[Data items]
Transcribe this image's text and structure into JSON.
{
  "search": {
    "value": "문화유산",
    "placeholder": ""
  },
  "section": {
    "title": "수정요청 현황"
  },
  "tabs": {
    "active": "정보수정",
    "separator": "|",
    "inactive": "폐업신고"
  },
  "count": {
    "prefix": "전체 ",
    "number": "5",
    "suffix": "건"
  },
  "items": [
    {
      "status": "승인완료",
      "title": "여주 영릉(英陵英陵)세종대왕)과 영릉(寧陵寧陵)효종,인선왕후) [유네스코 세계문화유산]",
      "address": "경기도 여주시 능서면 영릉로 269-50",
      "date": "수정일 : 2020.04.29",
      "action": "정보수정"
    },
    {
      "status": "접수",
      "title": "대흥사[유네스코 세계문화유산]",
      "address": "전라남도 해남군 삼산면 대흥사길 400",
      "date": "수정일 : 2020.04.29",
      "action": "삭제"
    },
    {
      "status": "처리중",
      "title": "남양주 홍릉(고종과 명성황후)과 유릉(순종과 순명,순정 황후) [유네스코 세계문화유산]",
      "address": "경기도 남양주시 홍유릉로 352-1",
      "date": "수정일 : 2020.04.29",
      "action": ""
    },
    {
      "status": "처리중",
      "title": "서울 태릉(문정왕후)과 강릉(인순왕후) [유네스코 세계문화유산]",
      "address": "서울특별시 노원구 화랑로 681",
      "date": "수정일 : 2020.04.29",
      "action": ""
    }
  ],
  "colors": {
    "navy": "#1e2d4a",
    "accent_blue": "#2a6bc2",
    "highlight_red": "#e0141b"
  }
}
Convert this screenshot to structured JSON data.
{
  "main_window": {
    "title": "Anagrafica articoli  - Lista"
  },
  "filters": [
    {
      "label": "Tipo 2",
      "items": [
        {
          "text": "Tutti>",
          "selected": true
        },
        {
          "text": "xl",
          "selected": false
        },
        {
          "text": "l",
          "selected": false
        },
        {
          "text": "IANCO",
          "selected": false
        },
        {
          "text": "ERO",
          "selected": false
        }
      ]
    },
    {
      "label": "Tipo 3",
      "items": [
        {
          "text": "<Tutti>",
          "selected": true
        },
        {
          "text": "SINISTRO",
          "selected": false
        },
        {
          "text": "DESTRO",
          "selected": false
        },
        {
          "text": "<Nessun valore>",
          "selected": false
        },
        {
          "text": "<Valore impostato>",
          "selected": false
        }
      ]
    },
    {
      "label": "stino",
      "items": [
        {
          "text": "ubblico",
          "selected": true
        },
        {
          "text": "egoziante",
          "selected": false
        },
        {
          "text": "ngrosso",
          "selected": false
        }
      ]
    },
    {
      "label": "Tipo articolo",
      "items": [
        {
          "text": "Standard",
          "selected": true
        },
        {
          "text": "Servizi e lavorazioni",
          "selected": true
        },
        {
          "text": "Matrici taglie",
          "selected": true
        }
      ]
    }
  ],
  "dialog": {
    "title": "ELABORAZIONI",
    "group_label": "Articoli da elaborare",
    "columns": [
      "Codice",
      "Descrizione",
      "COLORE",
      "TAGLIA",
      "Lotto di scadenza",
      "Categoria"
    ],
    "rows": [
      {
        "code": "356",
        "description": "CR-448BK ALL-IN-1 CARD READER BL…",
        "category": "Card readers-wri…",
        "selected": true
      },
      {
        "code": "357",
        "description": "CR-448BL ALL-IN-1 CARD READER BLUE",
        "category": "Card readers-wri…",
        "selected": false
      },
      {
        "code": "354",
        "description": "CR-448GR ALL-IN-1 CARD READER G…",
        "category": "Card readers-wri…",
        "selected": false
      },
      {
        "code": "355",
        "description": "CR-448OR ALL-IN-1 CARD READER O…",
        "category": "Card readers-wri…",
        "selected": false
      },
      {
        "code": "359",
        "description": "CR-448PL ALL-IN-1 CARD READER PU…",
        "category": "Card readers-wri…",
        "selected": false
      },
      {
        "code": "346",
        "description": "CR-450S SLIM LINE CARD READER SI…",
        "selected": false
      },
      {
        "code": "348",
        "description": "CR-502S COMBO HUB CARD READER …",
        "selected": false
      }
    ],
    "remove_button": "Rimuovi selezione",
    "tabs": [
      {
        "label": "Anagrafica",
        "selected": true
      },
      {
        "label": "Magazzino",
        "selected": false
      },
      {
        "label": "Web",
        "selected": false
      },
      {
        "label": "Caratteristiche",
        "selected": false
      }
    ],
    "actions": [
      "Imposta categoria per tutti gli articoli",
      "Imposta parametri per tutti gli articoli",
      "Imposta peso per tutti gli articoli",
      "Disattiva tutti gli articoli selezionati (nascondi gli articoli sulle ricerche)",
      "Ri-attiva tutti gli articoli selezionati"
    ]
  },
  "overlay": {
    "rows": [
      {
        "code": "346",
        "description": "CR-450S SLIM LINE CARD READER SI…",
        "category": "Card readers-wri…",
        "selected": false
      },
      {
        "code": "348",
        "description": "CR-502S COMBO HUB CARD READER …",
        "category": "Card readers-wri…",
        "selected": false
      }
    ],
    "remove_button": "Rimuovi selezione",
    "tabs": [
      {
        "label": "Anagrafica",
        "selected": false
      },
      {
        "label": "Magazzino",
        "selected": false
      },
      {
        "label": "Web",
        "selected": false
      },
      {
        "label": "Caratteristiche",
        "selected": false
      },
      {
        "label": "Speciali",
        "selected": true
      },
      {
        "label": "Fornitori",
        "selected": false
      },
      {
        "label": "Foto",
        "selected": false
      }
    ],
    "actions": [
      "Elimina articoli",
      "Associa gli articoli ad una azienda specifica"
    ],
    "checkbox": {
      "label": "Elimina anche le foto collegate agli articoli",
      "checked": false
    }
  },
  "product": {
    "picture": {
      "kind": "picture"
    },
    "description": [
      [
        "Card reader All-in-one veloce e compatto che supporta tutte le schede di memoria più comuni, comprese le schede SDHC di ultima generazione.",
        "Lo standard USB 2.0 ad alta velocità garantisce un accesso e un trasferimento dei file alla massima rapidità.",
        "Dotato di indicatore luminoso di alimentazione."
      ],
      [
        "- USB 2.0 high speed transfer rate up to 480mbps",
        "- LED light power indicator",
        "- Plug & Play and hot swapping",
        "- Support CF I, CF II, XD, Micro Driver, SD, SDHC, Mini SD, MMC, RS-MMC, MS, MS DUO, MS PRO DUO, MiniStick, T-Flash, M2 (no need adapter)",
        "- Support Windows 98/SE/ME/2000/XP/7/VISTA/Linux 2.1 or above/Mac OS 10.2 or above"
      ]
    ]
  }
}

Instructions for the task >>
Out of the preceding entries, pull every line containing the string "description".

Written answer >>
        "description": "CR-448BK ALL-IN-1 CARD READER BL…",
        "description": "CR-448BL ALL-IN-1 CARD READER BLUE",
        "description": "CR-448GR ALL-IN-1 CARD READER G…",
        "description": "CR-448OR ALL-IN-1 CARD READER O…",
        "description": "CR-448PL ALL-IN-1 CARD READER PU…",
        "description": "CR-450S SLIM LINE CARD READER SI…",
        "description": "CR-502S COMBO HUB CARD READER …",
        "description": "CR-450S SLIM LINE CARD READER SI…",
        "description": "CR-502S COMBO HUB CARD READER …",
    "description": [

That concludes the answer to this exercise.